Amitabh Kumar, Director, Zee Essel Group

The realization of Indias fiber connectivity projects and increasing e-services is likely to outpace that of advanced countries.

Fixed line broadband, both via phone line and cable have been relative laggards in a telecom space which saw the emergence of mobile broadband at a disruptive scale in 2017. The action, it now appears may be shifting to fixed line broadband driven by FTTH technologies, for which 2018 is expected to be a watershed year.

The action plan for mobile broadband is now out in the open. With mobile data rates having fallen to Rs 10 for 1 GB per day and further fall not ruled out, data alone is unlikely to be a promising business opportunity going ahead with competition catching up. The focus is now on using mobile data for voice, where there is still an arbitrage between switched networks, with chargeable voice calls and pure IP networks with free voice calls. The latest TRAI mandate of reducing interconnect charge and doing it away altogether by 2020 shows that there is money to be made in using data for voice calls. Millions of feature phones will help make this transition in 2018. It is also quite clear that unless there are LTE broadcast technologies which can be used for TV, mobile data will be of little use in large-scale delivery of TV channels and VoD to homes as little spectrum will be left.

The battle for fixed line broadband has now begun, and it will lead to transformation of TV networks as the year 2018 advances. On the one side are the dozens of VoD and Live TV sites including those with original content, while on the other there are burdened cable networks with tariff and interconnect issues not getting resolved very soon.

The real driver for this transformation will be the cost dynamics which have changed in favor of FTTH in the last six months with costs of an FTTH home having fallen to below USD 25. While cable broadband using DOCSIS 2 and DOCSIS 3 was the mainstay of the few operators providing broadband in India these have been beset with various issues including the use of copper cable, noise ingest, and unstable operations apart from high cost of cable modems.

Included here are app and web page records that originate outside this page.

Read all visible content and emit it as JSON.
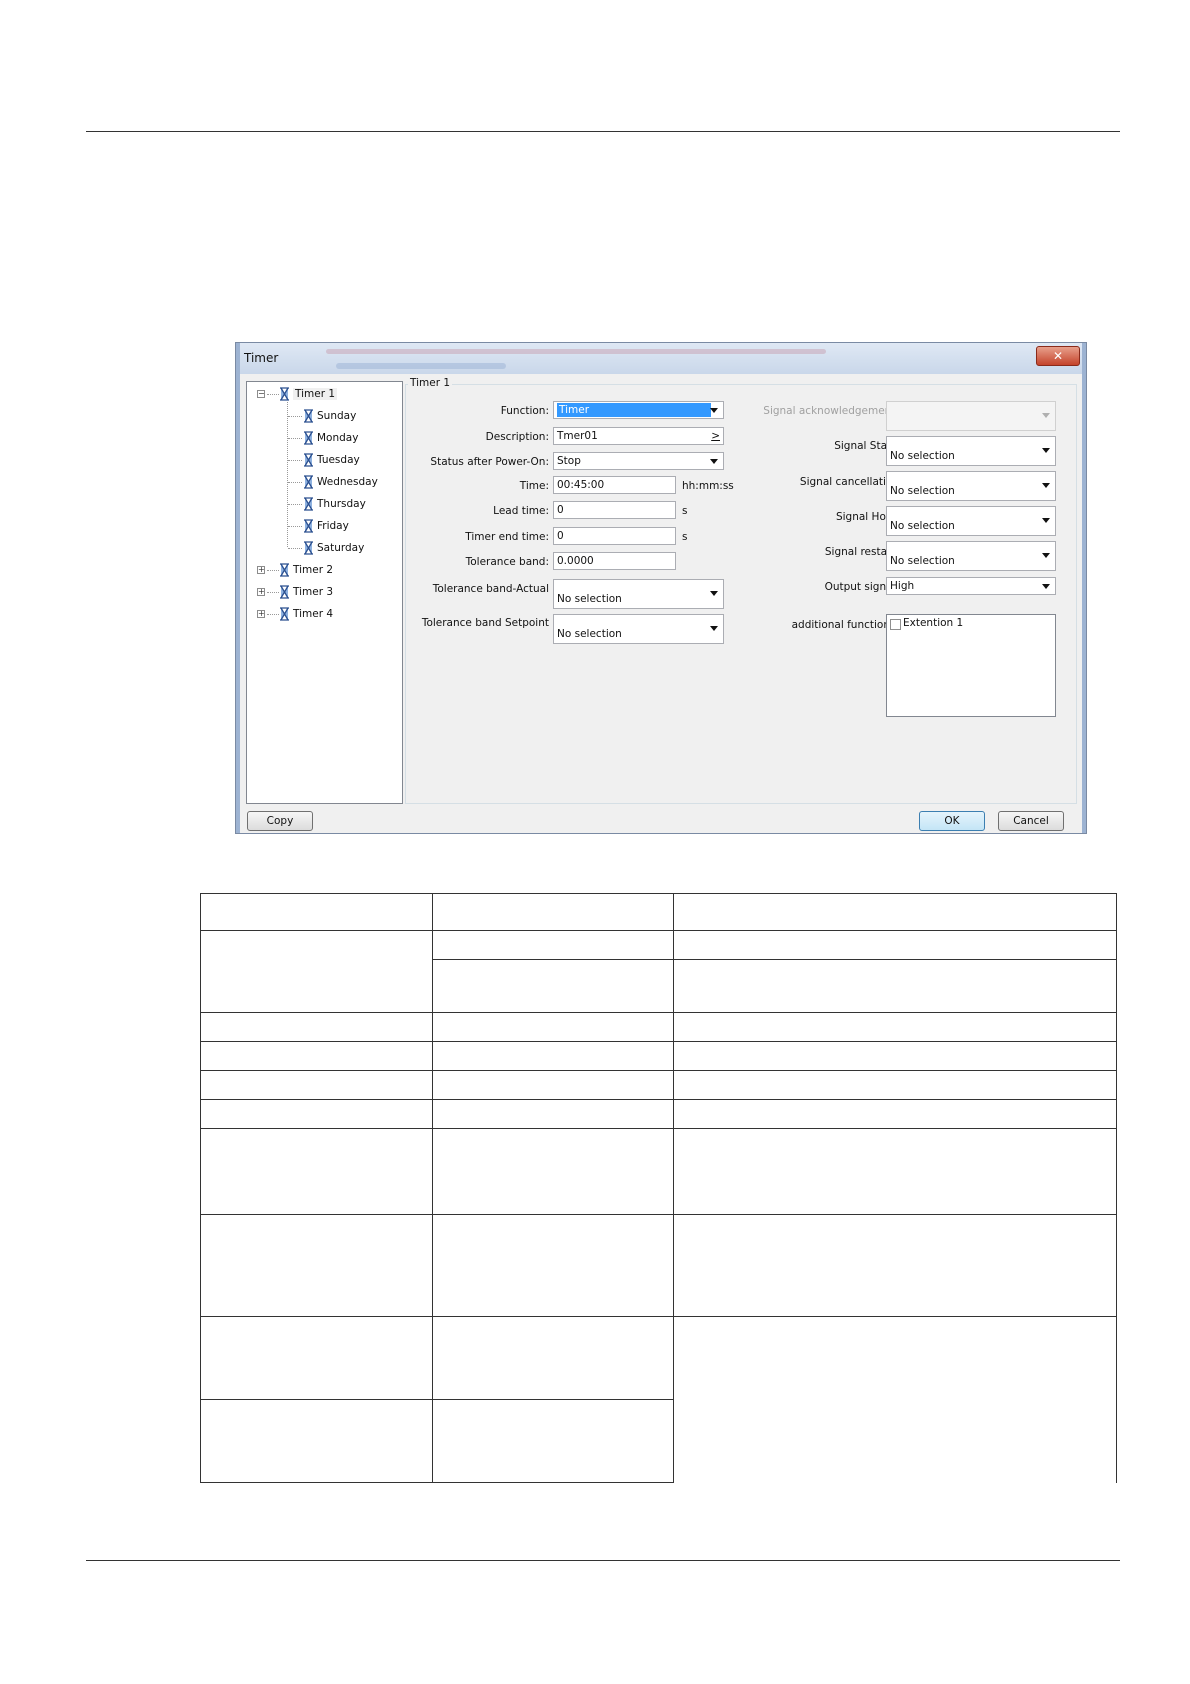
{
  "dialog": {
    "title": "Timer",
    "close_glyph": "✕",
    "group_title": "Timer 1",
    "tree": {
      "timers": [
        "Timer 1",
        "Timer 2",
        "Timer 3",
        "Timer 4"
      ],
      "days": [
        "Sunday",
        "Monday",
        "Tuesday",
        "Wednesday",
        "Thursday",
        "Friday",
        "Saturday"
      ],
      "expanded_glyph": "−",
      "collapsed_glyph": "+"
    },
    "left_fields": {
      "function": {
        "label": "Function:",
        "value": "Timer"
      },
      "description": {
        "label": "Description:",
        "value": "Tmer01",
        "button": ">"
      },
      "status_after_power_on": {
        "label": "Status after Power-On:",
        "value": "Stop"
      },
      "time": {
        "label": "Time:",
        "value": "00:45:00",
        "unit": "hh:mm:ss"
      },
      "lead_time": {
        "label": "Lead time:",
        "value": "0",
        "unit": "s"
      },
      "timer_end_time": {
        "label": "Timer end time:",
        "value": "0",
        "unit": "s"
      },
      "tolerance_band": {
        "label": "Tolerance band:",
        "value": "0.0000"
      },
      "tolerance_band_actual": {
        "label": "Tolerance band-Actual",
        "value": "No selection"
      },
      "tolerance_band_setpoint": {
        "label": "Tolerance band Setpoint",
        "value": "No selection"
      }
    },
    "right_fields": {
      "signal_acknowledgement": {
        "label": "Signal acknowledgement:",
        "value": ""
      },
      "signal_start": {
        "label": "Signal Start:",
        "value": "No selection"
      },
      "signal_cancellation": {
        "label": "Signal cancellation",
        "value": "No selection"
      },
      "signal_hold": {
        "label": "Signal Hold:",
        "value": "No selection"
      },
      "signal_restart": {
        "label": "Signal restart:",
        "value": "No selection"
      },
      "output_signal": {
        "label": "Output signal:",
        "value": "High"
      },
      "additional_functions": {
        "label": "additional functions:",
        "items": [
          "Extention 1"
        ]
      }
    },
    "buttons": {
      "copy": "Copy",
      "ok": "OK",
      "cancel": "Cancel"
    }
  }
}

Other countries such as the United States have also seen an emergence of FTTH operators such as Altice FTTH (Optimum and Suddenlink-branded Internet, TV, and phone services) which intend to cover millions of homes within a year. These are in competition with cable broadband operators such as Comcast (Docsis 3.1) with Gigabit speeds being offered and Verizon FiOS, also an FTTX operator with large distribution.

In the Indian fixed broadband space, while the phone-line broadband has already advanced to VDSL on the lines of AT&T U-Verse in the US, the real competition will come from the advancement of FTTH. FTTH is also riding on high-density clustered homes and multistory complexes where the last mile costs are well-contained. Single fiber distribution and aggregation point from multiple service providers is now well-established for MDU installations.

Developments in European FTTH markets also have shown an accelerating trend with 40–60 percent growth being exhibited specifically in new FTTH subscribers.

In a relative context, the projected growth of fixed line broadband is not surprising considering the data-consumption trends. The generation of high-resolution videos by users and sharing using social media sites is by itself leading to an exponential growth in traffic. As per Cisco VNI Index, data consumption which was just under 100 exabytes per month will double to 200 exabytes per month by 2020. Executives across industry seem to agree that exponential rise in data usage is not possible without FTTH being the base for connectivity applications.

The realization of India's fiber connectivity projects and increasing e-services is likely to outpace that of advanced countries. The latent demand of India is now emerging especially as price points dip for fixed broadband and new technological solutions such as FTTH see an exponential drop in prices. A new Internet home is now in the making, and it will ride on FTTH as the prime connector.